|Cooperative Classification||H04L65/602, H04J3/0632|
|Sep 14, 2006||AS||Assignment|
Owner name: AVAYA TECHNOLOGY LLC, NEW JERSEY
Free format text: ASSIGNMENT OF ASSIGNORS INTEREST;ASSIGNORS:GENTLE, CHRISTOPHER REON;ORBACH, JULIAN JAMES;RANKINE, ALASTAIR;REEL/FRAME:018300/0088
Effective date: 20060908
|Nov 27, 2007||AS||Assignment|
Owner name: CITIBANK, N.A., AS ADMINISTRATIVE AGENT, NEW YORK
Free format text: SECURITY AGREEMENT;ASSIGNORS:AVAYA, INC.;AVAYA TECHNOLOGY LLC;OCTEL COMMUNICATIONS LLC;AND OTHERS;REEL/FRAME:020156/0149
Effective date: 20071026
|Nov 28, 2007||AS||Assignment|
Owner name: CITICORP USA, INC., AS ADMINISTRATIVE AGENT, NEW Y
Free format text: SECURITY AGREEMENT;ASSIGNORS:AVAYA, INC.;AVAYA TECHNOLOGY LLC;OCTEL COMMUNICATIONS LLC;AND OTHERS;REEL/FRAME:020166/0705
Effective date: 20071026
|Jun 26, 2008||AS||Assignment|
Owner name: AVAYA INC, NEW JERSEY
Free format text: REASSIGNMENT;ASSIGNOR:AVAYA TECHNOLOGY LLC;REEL/FRAME:021156/0689
Effective date: 20080625
|Feb 22, 2011||AS||Assignment|
Owner name: BANK OF NEW YORK MELLON TRUST, NA, AS NOTES COLLAT
Free format text: SECURITY AGREEMENT;ASSIGNOR:AVAYA INC., A DELAWARE CORPORATION;REEL/FRAME:025863/0535
Effective date: 20110211

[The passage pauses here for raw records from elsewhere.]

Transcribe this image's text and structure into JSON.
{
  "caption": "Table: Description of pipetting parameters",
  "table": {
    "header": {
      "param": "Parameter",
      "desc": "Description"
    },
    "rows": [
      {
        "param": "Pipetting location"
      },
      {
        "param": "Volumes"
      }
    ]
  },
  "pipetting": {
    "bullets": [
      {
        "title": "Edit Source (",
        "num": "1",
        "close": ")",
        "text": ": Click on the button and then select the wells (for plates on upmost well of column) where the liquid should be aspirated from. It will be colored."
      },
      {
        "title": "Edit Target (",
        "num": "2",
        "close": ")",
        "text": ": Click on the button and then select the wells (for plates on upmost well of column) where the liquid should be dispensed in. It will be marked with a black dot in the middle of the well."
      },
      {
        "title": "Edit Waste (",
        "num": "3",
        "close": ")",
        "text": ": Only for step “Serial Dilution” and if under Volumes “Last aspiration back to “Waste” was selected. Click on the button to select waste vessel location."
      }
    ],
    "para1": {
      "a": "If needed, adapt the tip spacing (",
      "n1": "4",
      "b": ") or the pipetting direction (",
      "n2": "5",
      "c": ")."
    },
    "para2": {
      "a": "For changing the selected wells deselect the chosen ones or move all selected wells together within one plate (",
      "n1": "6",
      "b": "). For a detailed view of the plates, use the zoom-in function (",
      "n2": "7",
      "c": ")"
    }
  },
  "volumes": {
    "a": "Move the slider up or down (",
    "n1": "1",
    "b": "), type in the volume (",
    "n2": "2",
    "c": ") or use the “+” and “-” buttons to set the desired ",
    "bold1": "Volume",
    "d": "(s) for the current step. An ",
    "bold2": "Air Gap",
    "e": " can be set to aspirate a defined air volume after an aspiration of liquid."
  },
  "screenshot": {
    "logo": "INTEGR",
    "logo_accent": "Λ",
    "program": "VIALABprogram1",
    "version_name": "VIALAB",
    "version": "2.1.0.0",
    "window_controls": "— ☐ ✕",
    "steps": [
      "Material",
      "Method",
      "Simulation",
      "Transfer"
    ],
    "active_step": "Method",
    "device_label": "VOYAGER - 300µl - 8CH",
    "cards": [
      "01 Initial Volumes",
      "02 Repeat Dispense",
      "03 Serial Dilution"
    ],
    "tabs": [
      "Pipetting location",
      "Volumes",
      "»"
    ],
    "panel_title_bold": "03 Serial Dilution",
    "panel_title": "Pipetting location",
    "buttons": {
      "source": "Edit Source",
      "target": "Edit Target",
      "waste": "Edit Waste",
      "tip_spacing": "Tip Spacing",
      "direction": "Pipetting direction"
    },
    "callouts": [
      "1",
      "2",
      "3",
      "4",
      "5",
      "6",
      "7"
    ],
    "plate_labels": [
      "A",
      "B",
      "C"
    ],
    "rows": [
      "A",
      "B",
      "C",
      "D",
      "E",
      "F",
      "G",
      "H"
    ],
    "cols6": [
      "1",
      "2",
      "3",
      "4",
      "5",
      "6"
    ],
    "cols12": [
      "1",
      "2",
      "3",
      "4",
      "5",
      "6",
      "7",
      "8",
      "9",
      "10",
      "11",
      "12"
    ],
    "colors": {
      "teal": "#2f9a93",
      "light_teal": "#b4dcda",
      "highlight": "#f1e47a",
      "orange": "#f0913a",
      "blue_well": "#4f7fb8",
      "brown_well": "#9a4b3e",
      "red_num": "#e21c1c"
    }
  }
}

|Mar 13, 2013||AS||Assignment|
Owner name: BANK OF NEW YORK MELLON TRUST COMPANY, N.A., THE,
Free format text: SECURITY AGREEMENT;ASSIGNOR:AVAYA, INC.;REEL/FRAME:030083/0639
Effective date: 20130307
|Dec 16, 2015||FPAY||Fee payment|
Year of fee payment: 4